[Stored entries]
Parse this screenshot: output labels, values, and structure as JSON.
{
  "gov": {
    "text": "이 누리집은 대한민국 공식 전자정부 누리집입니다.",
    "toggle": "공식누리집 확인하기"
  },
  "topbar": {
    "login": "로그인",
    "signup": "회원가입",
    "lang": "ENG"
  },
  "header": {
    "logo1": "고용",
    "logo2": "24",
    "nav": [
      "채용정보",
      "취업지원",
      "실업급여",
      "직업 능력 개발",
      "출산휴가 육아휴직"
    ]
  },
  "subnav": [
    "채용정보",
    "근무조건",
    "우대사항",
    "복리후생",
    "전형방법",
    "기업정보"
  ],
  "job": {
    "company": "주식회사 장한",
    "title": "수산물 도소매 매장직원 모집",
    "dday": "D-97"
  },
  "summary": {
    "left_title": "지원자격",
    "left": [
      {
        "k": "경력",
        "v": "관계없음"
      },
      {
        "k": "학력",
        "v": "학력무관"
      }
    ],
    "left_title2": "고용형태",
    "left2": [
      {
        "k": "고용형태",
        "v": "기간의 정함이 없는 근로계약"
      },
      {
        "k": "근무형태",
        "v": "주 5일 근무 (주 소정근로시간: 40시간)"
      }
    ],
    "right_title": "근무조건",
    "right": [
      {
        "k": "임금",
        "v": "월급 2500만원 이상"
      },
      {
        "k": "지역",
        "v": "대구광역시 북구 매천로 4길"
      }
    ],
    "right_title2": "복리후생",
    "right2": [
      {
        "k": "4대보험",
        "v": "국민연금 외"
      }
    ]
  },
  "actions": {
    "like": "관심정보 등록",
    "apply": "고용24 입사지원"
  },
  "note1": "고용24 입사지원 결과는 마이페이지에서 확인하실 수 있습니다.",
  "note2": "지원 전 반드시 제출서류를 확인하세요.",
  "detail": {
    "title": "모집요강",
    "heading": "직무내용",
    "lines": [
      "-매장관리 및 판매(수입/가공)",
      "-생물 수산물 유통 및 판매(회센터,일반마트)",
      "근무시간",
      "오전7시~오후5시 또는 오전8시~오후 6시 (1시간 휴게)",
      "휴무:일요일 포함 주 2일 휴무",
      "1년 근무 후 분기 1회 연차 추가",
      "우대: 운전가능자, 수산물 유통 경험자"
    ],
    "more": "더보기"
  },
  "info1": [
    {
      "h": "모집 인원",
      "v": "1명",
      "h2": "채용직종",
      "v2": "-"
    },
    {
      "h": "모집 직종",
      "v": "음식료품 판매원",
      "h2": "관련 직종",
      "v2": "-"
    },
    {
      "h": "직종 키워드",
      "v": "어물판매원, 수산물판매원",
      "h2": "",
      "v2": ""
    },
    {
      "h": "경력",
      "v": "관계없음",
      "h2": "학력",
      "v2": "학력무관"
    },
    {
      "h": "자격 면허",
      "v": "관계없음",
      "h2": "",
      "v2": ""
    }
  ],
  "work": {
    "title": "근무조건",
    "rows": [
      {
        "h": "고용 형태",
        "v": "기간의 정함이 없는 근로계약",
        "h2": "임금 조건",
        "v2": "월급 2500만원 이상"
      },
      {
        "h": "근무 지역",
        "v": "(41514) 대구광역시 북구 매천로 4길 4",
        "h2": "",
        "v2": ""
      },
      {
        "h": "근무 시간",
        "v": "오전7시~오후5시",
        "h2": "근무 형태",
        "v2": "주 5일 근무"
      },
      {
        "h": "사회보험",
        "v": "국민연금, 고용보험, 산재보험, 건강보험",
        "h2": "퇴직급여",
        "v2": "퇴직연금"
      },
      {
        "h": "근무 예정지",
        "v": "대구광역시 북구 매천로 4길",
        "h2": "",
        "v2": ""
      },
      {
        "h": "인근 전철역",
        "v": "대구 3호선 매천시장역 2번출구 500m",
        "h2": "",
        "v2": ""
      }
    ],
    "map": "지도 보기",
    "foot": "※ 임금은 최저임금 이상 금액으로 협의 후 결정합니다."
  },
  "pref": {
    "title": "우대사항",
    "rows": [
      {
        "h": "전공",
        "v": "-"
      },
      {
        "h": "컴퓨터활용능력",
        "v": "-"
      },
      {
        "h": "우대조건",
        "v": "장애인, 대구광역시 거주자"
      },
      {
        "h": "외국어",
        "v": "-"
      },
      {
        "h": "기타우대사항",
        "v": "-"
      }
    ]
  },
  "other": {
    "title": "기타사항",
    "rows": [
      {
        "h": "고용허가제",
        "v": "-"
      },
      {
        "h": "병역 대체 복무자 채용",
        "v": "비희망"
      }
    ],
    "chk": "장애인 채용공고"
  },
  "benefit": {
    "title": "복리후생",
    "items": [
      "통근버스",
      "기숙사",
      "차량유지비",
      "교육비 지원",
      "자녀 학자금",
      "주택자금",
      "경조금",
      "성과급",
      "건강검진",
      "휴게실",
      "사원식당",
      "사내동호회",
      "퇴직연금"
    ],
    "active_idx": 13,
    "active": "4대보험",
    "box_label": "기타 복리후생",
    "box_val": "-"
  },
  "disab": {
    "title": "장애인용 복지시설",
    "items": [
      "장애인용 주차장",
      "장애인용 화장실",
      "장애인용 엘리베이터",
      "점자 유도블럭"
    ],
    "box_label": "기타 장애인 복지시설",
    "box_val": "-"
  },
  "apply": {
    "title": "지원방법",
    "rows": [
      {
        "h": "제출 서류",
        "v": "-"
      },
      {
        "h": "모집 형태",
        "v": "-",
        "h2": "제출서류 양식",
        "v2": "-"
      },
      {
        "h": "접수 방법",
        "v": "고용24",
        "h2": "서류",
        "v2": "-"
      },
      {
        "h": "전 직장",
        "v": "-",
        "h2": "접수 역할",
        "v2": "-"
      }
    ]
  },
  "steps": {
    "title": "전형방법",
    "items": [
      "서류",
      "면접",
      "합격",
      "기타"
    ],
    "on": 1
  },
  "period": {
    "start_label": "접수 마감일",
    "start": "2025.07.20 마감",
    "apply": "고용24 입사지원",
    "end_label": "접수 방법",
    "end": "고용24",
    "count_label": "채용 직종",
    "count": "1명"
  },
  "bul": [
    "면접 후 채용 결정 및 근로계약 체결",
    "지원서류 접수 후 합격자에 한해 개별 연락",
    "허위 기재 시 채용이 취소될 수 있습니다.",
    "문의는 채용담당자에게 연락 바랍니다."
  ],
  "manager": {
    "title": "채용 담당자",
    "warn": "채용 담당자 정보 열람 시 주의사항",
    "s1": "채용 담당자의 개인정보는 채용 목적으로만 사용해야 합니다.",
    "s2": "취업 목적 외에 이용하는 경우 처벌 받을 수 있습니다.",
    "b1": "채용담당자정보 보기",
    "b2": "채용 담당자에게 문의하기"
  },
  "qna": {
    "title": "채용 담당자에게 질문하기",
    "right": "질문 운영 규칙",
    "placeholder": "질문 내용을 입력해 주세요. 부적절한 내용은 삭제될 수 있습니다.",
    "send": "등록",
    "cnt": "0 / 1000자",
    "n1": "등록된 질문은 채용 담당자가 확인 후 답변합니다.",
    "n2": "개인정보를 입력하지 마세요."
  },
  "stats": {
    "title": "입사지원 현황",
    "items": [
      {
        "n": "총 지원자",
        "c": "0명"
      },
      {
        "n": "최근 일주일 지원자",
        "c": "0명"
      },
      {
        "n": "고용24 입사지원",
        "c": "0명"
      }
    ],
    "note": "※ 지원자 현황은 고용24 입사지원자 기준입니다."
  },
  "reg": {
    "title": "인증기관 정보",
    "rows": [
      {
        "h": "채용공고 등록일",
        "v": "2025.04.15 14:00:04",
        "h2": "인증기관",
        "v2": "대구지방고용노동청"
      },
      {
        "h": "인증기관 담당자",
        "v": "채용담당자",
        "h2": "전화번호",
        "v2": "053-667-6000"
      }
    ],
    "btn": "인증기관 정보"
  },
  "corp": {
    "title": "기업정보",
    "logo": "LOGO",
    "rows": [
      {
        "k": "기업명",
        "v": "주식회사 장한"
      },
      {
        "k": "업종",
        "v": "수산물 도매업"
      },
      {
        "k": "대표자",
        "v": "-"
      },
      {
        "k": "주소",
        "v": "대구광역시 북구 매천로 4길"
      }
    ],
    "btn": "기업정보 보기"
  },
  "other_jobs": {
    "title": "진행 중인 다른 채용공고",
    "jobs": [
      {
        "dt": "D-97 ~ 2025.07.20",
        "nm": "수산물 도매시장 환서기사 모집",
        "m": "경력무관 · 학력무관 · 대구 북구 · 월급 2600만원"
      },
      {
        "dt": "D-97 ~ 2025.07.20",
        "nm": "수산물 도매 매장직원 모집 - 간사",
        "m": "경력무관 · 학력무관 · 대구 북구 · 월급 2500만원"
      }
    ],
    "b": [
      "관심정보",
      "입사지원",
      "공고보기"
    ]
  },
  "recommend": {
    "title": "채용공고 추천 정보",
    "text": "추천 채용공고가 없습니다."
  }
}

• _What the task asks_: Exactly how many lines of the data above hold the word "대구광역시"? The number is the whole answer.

• _Result for this exercise_: 5